WORK REQUEST: Pull every line that holds the word "warning" from the entries.

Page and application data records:
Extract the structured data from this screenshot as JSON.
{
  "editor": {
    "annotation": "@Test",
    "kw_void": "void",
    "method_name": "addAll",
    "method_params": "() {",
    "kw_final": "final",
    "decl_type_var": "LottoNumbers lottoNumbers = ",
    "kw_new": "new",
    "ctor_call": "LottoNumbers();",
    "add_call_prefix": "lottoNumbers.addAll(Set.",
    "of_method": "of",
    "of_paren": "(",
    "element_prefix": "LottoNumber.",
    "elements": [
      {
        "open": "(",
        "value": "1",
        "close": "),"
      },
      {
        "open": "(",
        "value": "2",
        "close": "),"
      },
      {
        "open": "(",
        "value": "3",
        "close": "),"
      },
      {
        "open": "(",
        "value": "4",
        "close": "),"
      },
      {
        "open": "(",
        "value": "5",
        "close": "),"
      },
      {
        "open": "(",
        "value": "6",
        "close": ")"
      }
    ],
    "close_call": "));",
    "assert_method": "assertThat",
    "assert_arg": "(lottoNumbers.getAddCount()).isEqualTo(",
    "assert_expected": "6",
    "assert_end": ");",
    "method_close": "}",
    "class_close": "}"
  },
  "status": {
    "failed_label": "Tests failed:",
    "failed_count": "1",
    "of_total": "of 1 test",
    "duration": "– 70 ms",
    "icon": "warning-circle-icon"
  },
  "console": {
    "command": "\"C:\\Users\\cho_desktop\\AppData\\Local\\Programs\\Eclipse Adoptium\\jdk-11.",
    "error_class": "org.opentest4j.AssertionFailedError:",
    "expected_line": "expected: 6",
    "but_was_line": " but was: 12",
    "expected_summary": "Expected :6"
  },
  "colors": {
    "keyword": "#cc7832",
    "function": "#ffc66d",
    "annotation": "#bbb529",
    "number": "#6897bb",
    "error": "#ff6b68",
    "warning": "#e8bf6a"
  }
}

YOUR RESPONSE:
    "icon": "warning-circle-icon"
    "warning": "#e8bf6a"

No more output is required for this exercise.